Please output the listing below character for character and omit the images.
____ Records provided
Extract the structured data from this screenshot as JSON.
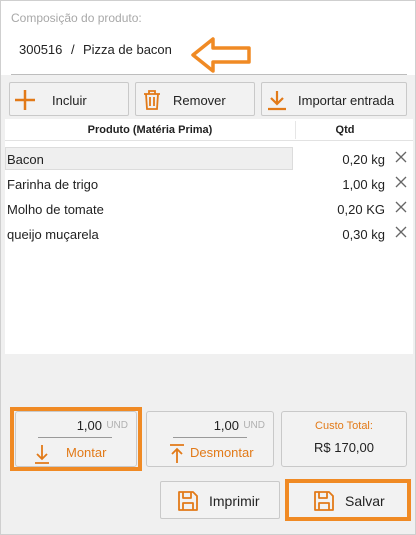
{
  "window": {
    "title": "Composição do produto:"
  },
  "product": {
    "code": "300516",
    "separator": "/",
    "name": "Pizza de bacon"
  },
  "toolbar": {
    "add_label": "Incluir",
    "remove_label": "Remover",
    "import_label": "Importar entrada"
  },
  "grid": {
    "columns": {
      "product": "Produto (Matéria Prima)",
      "qty": "Qtd"
    },
    "rows": [
      {
        "name": "Bacon",
        "qty": "0,20 kg"
      },
      {
        "name": "Farinha de trigo",
        "qty": "1,00 kg"
      },
      {
        "name": "Molho de tomate",
        "qty": "0,20 KG"
      },
      {
        "name": "queijo muçarela",
        "qty": "0,30 kg"
      }
    ]
  },
  "montar": {
    "qty": "1,00",
    "unit": "UND",
    "action_label": "Montar"
  },
  "desmontar": {
    "qty": "1,00",
    "unit": "UND",
    "action_label": "Desmontar"
  },
  "cost": {
    "title": "Custo Total:",
    "value": "R$ 170,00"
  },
  "actions": {
    "print_label": "Imprimir",
    "save_label": "Salvar"
  },
  "colors": {
    "accent": "#e27a18",
    "annotation": "#f08a24"
  },
  "icons": {
    "toolbar": [
      "plus-icon",
      "trash-icon",
      "download-icon"
    ],
    "row_delete": "close-icon",
    "montar": "arrow-down-icon",
    "desmontar": "arrow-up-icon",
    "bottom": [
      "save-icon",
      "save-icon"
    ],
    "annotation": "arrow-left-icon"
  }
}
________
◆ Result of this exercise
Extract the structured data from this screenshot as JSON.
{
  "window": {
    "title": "Composição do produto:"
  },
  "product": {
    "code": "300516",
    "separator": "/",
    "name": "Pizza de bacon"
  },
  "toolbar": {
    "add_label": "Incluir",
    "remove_label": "Remover",
    "import_label": "Importar entrada"
  },
  "grid": {
    "columns": {
      "product": "Produto (Matéria Prima)",
      "qty": "Qtd"
    },
    "rows": [
      {
        "name": "Bacon",
        "qty": "0,20 kg"
      },
      {
        "name": "Farinha de trigo",
        "qty": "1,00 kg"
      },
      {
        "name": "Molho de tomate",
        "qty": "0,20 KG"
      },
      {
        "name": "queijo muçarela",
        "qty": "0,30 kg"
      }
    ]
  },
  "montar": {
    "qty": "1,00",
    "unit": "UND",
    "action_label": "Montar"
  },
  "desmontar": {
    "qty": "1,00",
    "unit": "UND",
    "action_label": "Desmontar"
  },
  "cost": {
    "title": "Custo Total:",
    "value": "R$ 170,00"
  },
  "actions": {
    "print_label": "Imprimir",
    "save_label": "Salvar"
  },
  "colors": {
    "accent": "#e27a18",
    "annotation": "#f08a24"
  },
  "icons": {
    "toolbar": [
      "plus-icon",
      "trash-icon",
      "download-icon"
    ],
    "row_delete": "close-icon",
    "montar": "arrow-down-icon",
    "desmontar": "arrow-up-icon",
    "bottom": [
      "save-icon",
      "save-icon"
    ],
    "annotation": "arrow-left-icon"
  }
}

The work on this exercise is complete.